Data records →
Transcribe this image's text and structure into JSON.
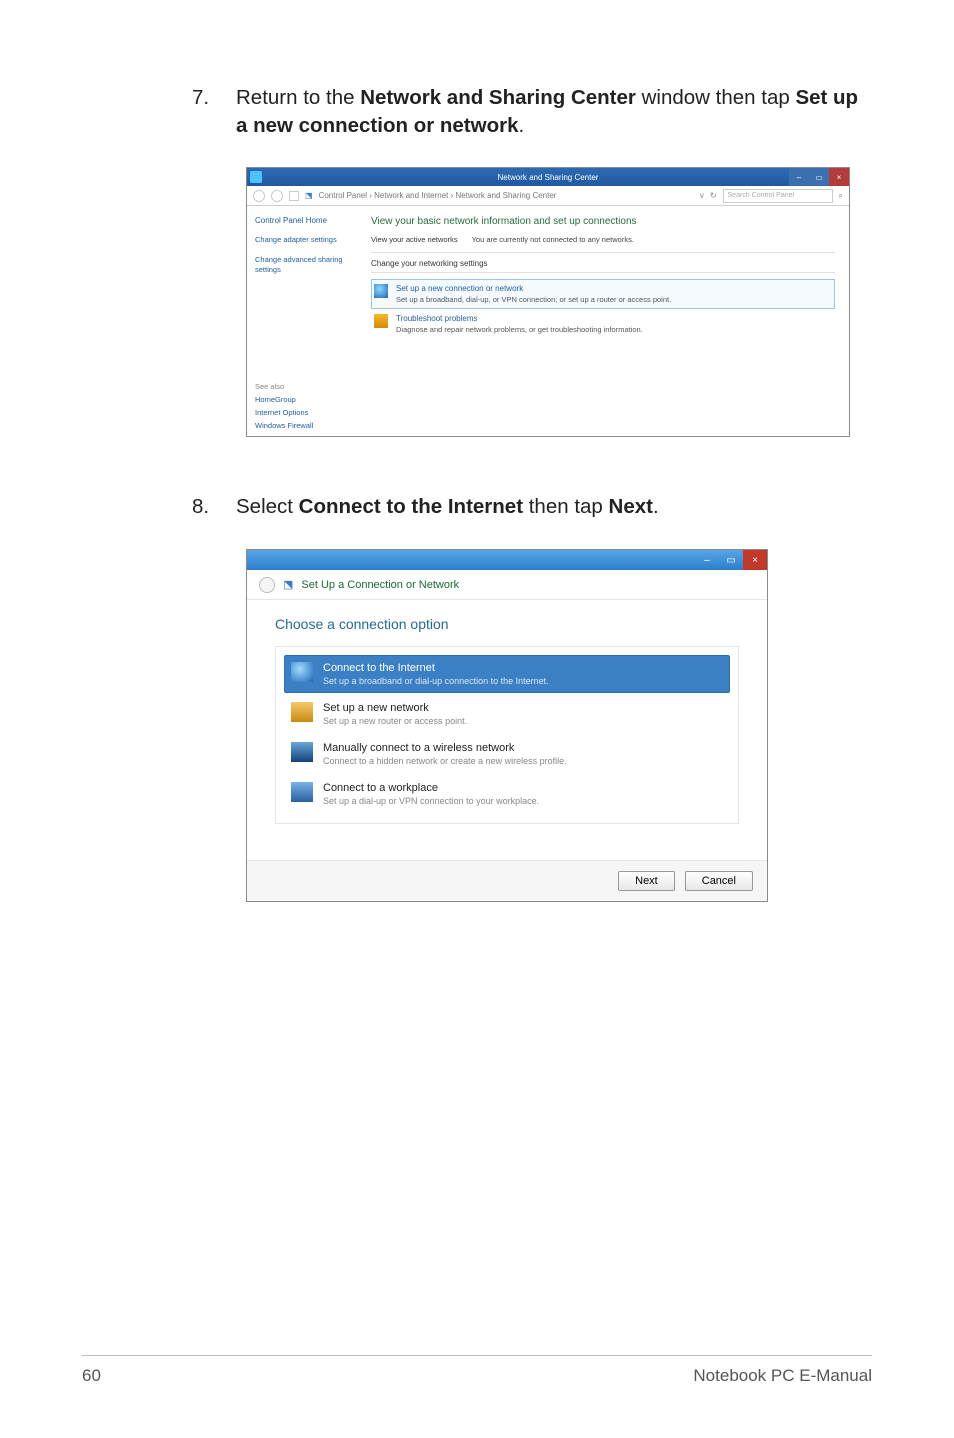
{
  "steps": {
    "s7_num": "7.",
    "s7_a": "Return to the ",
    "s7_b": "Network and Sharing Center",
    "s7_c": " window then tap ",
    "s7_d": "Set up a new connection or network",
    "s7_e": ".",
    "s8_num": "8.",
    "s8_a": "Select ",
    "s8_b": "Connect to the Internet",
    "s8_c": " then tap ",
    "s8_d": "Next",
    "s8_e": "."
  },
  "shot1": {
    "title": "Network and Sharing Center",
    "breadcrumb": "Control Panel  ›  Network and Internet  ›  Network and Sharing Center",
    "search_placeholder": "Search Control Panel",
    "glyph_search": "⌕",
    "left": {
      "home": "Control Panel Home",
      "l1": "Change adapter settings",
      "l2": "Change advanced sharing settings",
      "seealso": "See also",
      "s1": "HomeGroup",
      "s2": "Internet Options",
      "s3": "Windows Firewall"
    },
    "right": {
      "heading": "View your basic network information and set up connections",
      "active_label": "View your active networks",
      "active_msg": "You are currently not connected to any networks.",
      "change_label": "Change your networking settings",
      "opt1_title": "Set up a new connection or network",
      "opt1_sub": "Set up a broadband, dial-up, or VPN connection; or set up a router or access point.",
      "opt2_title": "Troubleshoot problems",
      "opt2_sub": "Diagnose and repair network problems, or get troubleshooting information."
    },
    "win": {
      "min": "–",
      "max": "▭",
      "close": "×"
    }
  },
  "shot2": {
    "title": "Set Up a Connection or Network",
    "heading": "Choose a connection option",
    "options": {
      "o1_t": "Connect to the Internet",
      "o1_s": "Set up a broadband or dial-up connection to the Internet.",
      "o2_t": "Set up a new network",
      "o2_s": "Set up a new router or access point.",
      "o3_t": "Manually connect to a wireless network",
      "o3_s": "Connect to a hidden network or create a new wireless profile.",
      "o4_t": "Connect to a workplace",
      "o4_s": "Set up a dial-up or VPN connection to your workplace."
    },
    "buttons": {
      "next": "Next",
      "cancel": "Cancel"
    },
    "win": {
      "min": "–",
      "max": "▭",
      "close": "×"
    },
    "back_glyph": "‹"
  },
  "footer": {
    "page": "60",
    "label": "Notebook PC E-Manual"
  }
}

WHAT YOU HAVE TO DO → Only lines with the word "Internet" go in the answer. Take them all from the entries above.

SOLUTION TO THE EXERCISE →
    "s8_b": "Connect to the Internet",
    "breadcrumb": "Control Panel  ›  Network and Internet  ›  Network and Sharing Center",
      "s2": "Internet Options",
      "o1_t": "Connect to the Internet",
      "o1_s": "Set up a broadband or dial-up connection to the Internet.",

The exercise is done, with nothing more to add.